─── The data ───
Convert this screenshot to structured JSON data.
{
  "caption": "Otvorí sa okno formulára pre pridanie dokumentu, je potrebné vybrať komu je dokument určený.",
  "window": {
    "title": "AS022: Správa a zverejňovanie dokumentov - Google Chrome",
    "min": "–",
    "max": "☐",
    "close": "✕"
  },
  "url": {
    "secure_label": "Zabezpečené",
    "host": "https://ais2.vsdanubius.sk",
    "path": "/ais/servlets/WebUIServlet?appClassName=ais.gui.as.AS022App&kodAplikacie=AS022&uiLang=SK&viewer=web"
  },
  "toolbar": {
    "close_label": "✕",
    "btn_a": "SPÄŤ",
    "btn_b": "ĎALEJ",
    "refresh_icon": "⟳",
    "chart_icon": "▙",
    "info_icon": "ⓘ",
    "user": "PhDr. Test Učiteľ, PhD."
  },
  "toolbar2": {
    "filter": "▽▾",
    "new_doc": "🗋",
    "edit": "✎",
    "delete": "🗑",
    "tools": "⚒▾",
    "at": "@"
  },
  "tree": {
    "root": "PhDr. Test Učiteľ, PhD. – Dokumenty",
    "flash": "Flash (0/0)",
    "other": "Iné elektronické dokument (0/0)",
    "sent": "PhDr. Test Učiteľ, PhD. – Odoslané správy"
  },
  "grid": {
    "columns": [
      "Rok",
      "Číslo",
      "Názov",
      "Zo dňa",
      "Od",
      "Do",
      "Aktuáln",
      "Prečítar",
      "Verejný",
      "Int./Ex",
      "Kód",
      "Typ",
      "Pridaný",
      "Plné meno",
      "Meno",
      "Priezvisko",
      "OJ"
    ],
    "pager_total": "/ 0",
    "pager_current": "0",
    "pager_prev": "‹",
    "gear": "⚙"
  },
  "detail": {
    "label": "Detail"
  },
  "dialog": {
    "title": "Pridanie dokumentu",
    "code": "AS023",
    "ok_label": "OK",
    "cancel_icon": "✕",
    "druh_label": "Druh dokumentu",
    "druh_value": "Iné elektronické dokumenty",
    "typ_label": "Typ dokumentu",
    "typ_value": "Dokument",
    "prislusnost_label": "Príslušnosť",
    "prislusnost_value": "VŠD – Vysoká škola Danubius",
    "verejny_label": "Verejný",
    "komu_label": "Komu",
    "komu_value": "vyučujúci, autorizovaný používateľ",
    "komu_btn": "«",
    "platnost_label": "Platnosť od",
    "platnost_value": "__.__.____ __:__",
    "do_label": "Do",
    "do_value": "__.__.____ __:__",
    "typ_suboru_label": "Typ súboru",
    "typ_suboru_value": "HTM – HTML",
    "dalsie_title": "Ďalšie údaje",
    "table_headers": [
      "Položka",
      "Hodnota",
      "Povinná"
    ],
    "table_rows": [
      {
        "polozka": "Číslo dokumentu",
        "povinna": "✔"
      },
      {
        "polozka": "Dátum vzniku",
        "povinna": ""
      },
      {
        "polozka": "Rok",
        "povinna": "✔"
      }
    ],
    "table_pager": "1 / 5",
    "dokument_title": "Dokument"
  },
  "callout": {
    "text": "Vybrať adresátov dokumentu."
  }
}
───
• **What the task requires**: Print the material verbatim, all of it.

• **Output below**:
Convert this screenshot to structured JSON data.
{
  "caption": "Otvorí sa okno formulára pre pridanie dokumentu, je potrebné vybrať komu je dokument určený.",
  "window": {
    "title": "AS022: Správa a zverejňovanie dokumentov - Google Chrome",
    "min": "–",
    "max": "☐",
    "close": "✕"
  },
  "url": {
    "secure_label": "Zabezpečené",
    "host": "https://ais2.vsdanubius.sk",
    "path": "/ais/servlets/WebUIServlet?appClassName=ais.gui.as.AS022App&kodAplikacie=AS022&uiLang=SK&viewer=web"
  },
  "toolbar": {
    "close_label": "✕",
    "btn_a": "SPÄŤ",
    "btn_b": "ĎALEJ",
    "refresh_icon": "⟳",
    "chart_icon": "▙",
    "info_icon": "ⓘ",
    "user": "PhDr. Test Učiteľ, PhD."
  },
  "toolbar2": {
    "filter": "▽▾",
    "new_doc": "🗋",
    "edit": "✎",
    "delete": "🗑",
    "tools": "⚒▾",
    "at": "@"
  },
  "tree": {
    "root": "PhDr. Test Učiteľ, PhD. – Dokumenty",
    "flash": "Flash (0/0)",
    "other": "Iné elektronické dokument (0/0)",
    "sent": "PhDr. Test Učiteľ, PhD. – Odoslané správy"
  },
  "grid": {
    "columns": [
      "Rok",
      "Číslo",
      "Názov",
      "Zo dňa",
      "Od",
      "Do",
      "Aktuáln",
      "Prečítar",
      "Verejný",
      "Int./Ex",
      "Kód",
      "Typ",
      "Pridaný",
      "Plné meno",
      "Meno",
      "Priezvisko",
      "OJ"
    ],
    "pager_total": "/ 0",
    "pager_current": "0",
    "pager_prev": "‹",
    "gear": "⚙"
  },
  "detail": {
    "label": "Detail"
  },
  "dialog": {
    "title": "Pridanie dokumentu",
    "code": "AS023",
    "ok_label": "OK",
    "cancel_icon": "✕",
    "druh_label": "Druh dokumentu",
    "druh_value": "Iné elektronické dokumenty",
    "typ_label": "Typ dokumentu",
    "typ_value": "Dokument",
    "prislusnost_label": "Príslušnosť",
    "prislusnost_value": "VŠD – Vysoká škola Danubius",
    "verejny_label": "Verejný",
    "komu_label": "Komu",
    "komu_value": "vyučujúci, autorizovaný používateľ",
    "komu_btn": "«",
    "platnost_label": "Platnosť od",
    "platnost_value": "__.__.____ __:__",
    "do_label": "Do",
    "do_value": "__.__.____ __:__",
    "typ_suboru_label": "Typ súboru",
    "typ_suboru_value": "HTM – HTML",
    "dalsie_title": "Ďalšie údaje",
    "table_headers": [
      "Položka",
      "Hodnota",
      "Povinná"
    ],
    "table_rows": [
      {
        "polozka": "Číslo dokumentu",
        "povinna": "✔"
      },
      {
        "polozka": "Dátum vzniku",
        "povinna": ""
      },
      {
        "polozka": "Rok",
        "povinna": "✔"
      }
    ],
    "table_pager": "1 / 5",
    "dokument_title": "Dokument"
  },
  "callout": {
    "text": "Vybrať adresátov dokumentu."
  }
}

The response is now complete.